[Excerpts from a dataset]
====
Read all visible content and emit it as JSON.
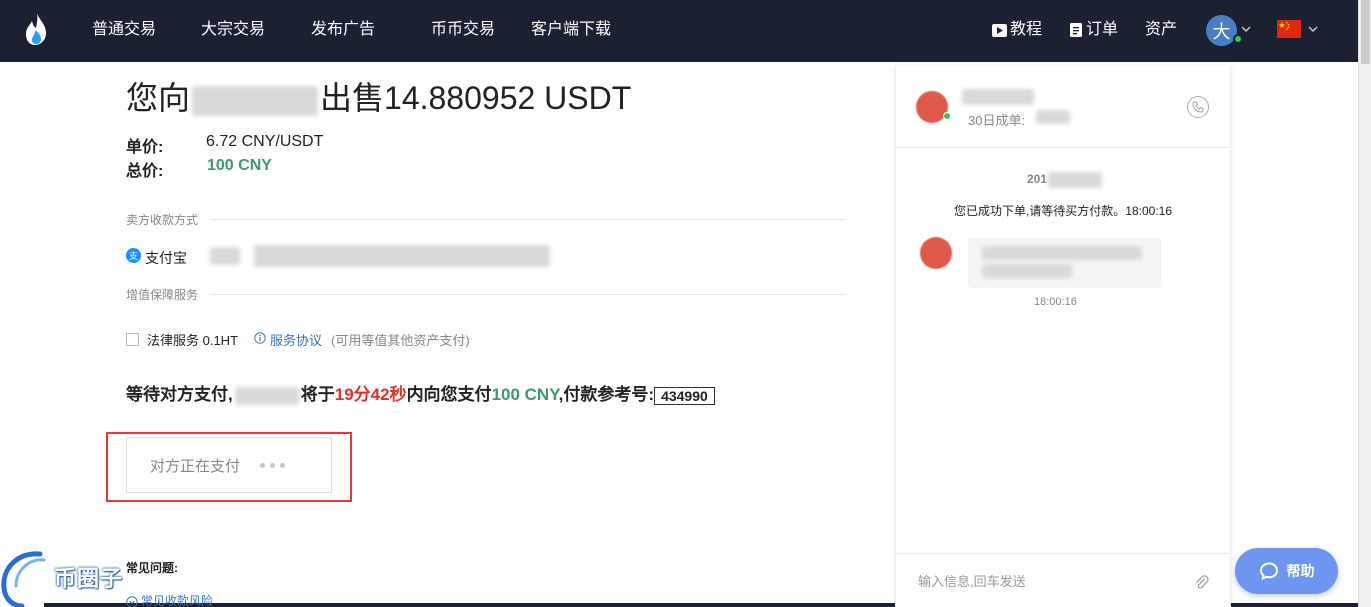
{
  "nav": {
    "items": [
      {
        "label": "普通交易"
      },
      {
        "label": "大宗交易"
      },
      {
        "label": "发布广告"
      },
      {
        "label": "币币交易"
      },
      {
        "label": "客户端下载"
      }
    ],
    "tutorial": "教程",
    "orders": "订单",
    "assets": "资产",
    "avatar_text": "大"
  },
  "order": {
    "title_prefix": "您向",
    "title_suffix": "出售14.880952 USDT",
    "unit_price_label": "单价:",
    "unit_price_value": "6.72 CNY/USDT",
    "total_label": "总价:",
    "total_value": "100 CNY"
  },
  "payment": {
    "section_label": "卖方收款方式",
    "method": "支付宝",
    "icon_char": "支"
  },
  "service": {
    "section_label": "增值保障服务",
    "legal_label": "法律服务 0.1HT",
    "agreement_link": "服务协议",
    "note": "(可用等值其他资产支付)"
  },
  "status": {
    "prefix": "等待对方支付,",
    "mid": "将于",
    "countdown": "19分42秒",
    "mid2": "内向您支付",
    "amount": "100 CNY",
    "ref_label": ",付款参考号:",
    "ref_no": "434990"
  },
  "pay_button": {
    "label": "对方正在支付"
  },
  "faq": {
    "title": "常见问题:",
    "item": "常见收款风险"
  },
  "watermark": {
    "text": "币圈子"
  },
  "chat": {
    "orders_30d_label": "30日成单:",
    "date_prefix": "201",
    "system_message": "您已成功下单,请等待买方付款。18:00:16",
    "bubble_time": "18:00:16",
    "input_placeholder": "输入信息,回车发送"
  },
  "help": {
    "label": "帮助"
  },
  "colors": {
    "nav_bg": "#1b2033",
    "green": "#3d9b6a",
    "red": "#e0302d",
    "link": "#3a74c4",
    "help_bg": "#6e95f0"
  }
}
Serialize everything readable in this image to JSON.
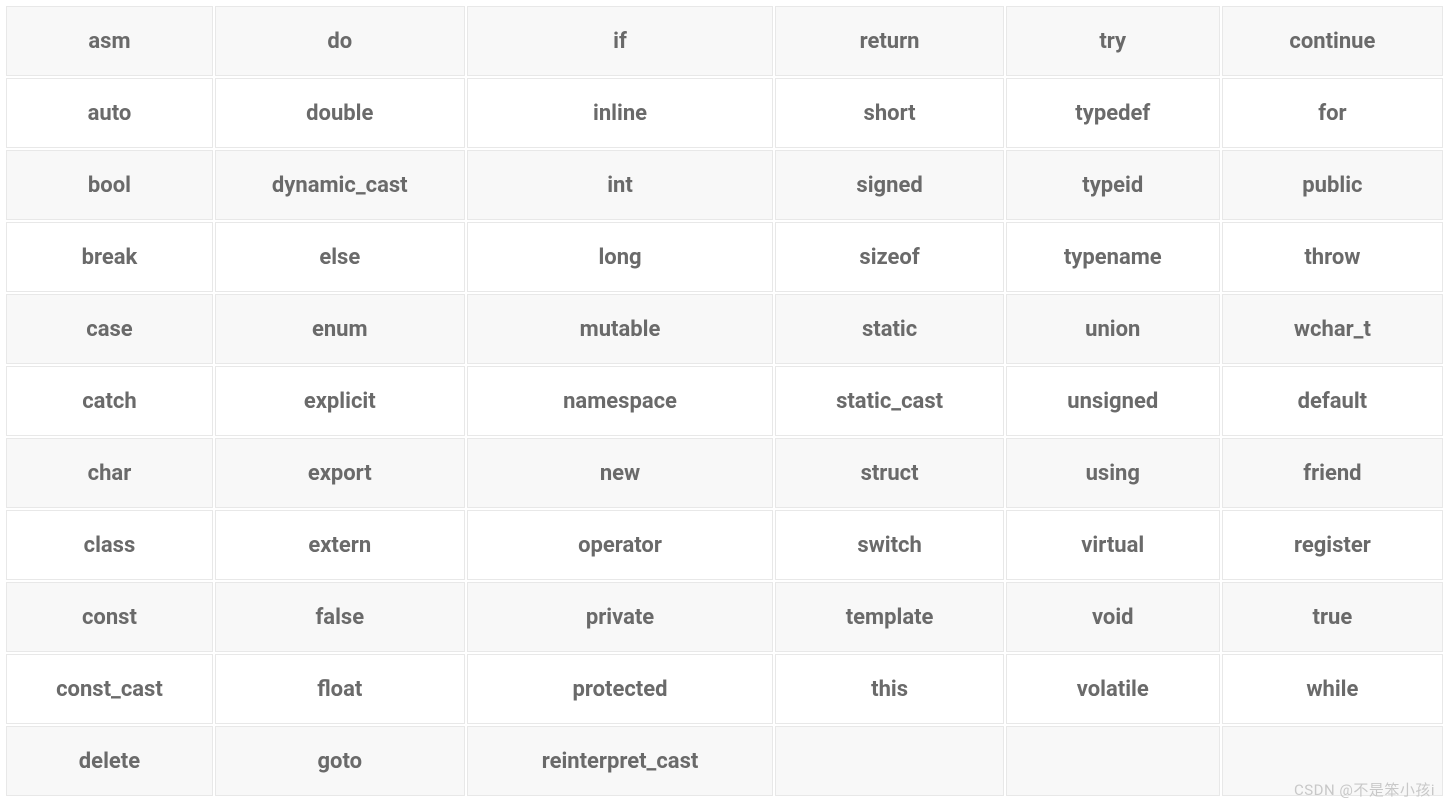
{
  "table": {
    "rows": [
      [
        "asm",
        "do",
        "if",
        "return",
        "try",
        "continue"
      ],
      [
        "auto",
        "double",
        "inline",
        "short",
        "typedef",
        "for"
      ],
      [
        "bool",
        "dynamic_cast",
        "int",
        "signed",
        "typeid",
        "public"
      ],
      [
        "break",
        "else",
        "long",
        "sizeof",
        "typename",
        "throw"
      ],
      [
        "case",
        "enum",
        "mutable",
        "static",
        "union",
        "wchar_t"
      ],
      [
        "catch",
        "explicit",
        "namespace",
        "static_cast",
        "unsigned",
        "default"
      ],
      [
        "char",
        "export",
        "new",
        "struct",
        "using",
        "friend"
      ],
      [
        "class",
        "extern",
        "operator",
        "switch",
        "virtual",
        "register"
      ],
      [
        "const",
        "false",
        "private",
        "template",
        "void",
        "true"
      ],
      [
        "const_cast",
        "float",
        "protected",
        "this",
        "volatile",
        "while"
      ],
      [
        "delete",
        "goto",
        "reinterpret_cast",
        "",
        "",
        ""
      ]
    ]
  },
  "watermark": "CSDN @不是笨小孩i"
}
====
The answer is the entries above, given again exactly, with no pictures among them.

» **EXPECTED OUTPUT**
Read all visible content and emit it as JSON.
{
  "nav": {
    "items": [
      {
        "label": "普通交易"
      },
      {
        "label": "大宗交易"
      },
      {
        "label": "发布广告"
      },
      {
        "label": "币币交易"
      },
      {
        "label": "客户端下载"
      }
    ],
    "tutorial": "教程",
    "orders": "订单",
    "assets": "资产",
    "avatar_text": "大"
  },
  "order": {
    "title_prefix": "您向",
    "title_suffix": "出售14.880952 USDT",
    "unit_price_label": "单价:",
    "unit_price_value": "6.72 CNY/USDT",
    "total_label": "总价:",
    "total_value": "100 CNY"
  },
  "payment": {
    "section_label": "卖方收款方式",
    "method": "支付宝",
    "icon_char": "支"
  },
  "service": {
    "section_label": "增值保障服务",
    "legal_label": "法律服务 0.1HT",
    "agreement_link": "服务协议",
    "note": "(可用等值其他资产支付)"
  },
  "status": {
    "prefix": "等待对方支付,",
    "mid": "将于",
    "countdown": "19分42秒",
    "mid2": "内向您支付",
    "amount": "100 CNY",
    "ref_label": ",付款参考号:",
    "ref_no": "434990"
  },
  "pay_button": {
    "label": "对方正在支付"
  },
  "faq": {
    "title": "常见问题:",
    "item": "常见收款风险"
  },
  "watermark": {
    "text": "币圈子"
  },
  "chat": {
    "orders_30d_label": "30日成单:",
    "date_prefix": "201",
    "system_message": "您已成功下单,请等待买方付款。18:00:16",
    "bubble_time": "18:00:16",
    "input_placeholder": "输入信息,回车发送"
  },
  "help": {
    "label": "帮助"
  },
  "colors": {
    "nav_bg": "#1b2033",
    "green": "#3d9b6a",
    "red": "#e0302d",
    "link": "#3a74c4",
    "help_bg": "#6e95f0"
  }
}
Serialize everything readable in this image to JSON.
{
  "table": {
    "rows": [
      [
        "asm",
        "do",
        "if",
        "return",
        "try",
        "continue"
      ],
      [
        "auto",
        "double",
        "inline",
        "short",
        "typedef",
        "for"
      ],
      [
        "bool",
        "dynamic_cast",
        "int",
        "signed",
        "typeid",
        "public"
      ],
      [
        "break",
        "else",
        "long",
        "sizeof",
        "typename",
        "throw"
      ],
      [
        "case",
        "enum",
        "mutable",
        "static",
        "union",
        "wchar_t"
      ],
      [
        "catch",
        "explicit",
        "namespace",
        "static_cast",
        "unsigned",
        "default"
      ],
      [
        "char",
        "export",
        "new",
        "struct",
        "using",
        "friend"
      ],
      [
        "class",
        "extern",
        "operator",
        "switch",
        "virtual",
        "register"
      ],
      [
        "const",
        "false",
        "private",
        "template",
        "void",
        "true"
      ],
      [
        "const_cast",
        "float",
        "protected",
        "this",
        "volatile",
        "while"
      ],
      [
        "delete",
        "goto",
        "reinterpret_cast",
        "",
        "",
        ""
      ]
    ]
  },
  "watermark": "CSDN @不是笨小孩i"
}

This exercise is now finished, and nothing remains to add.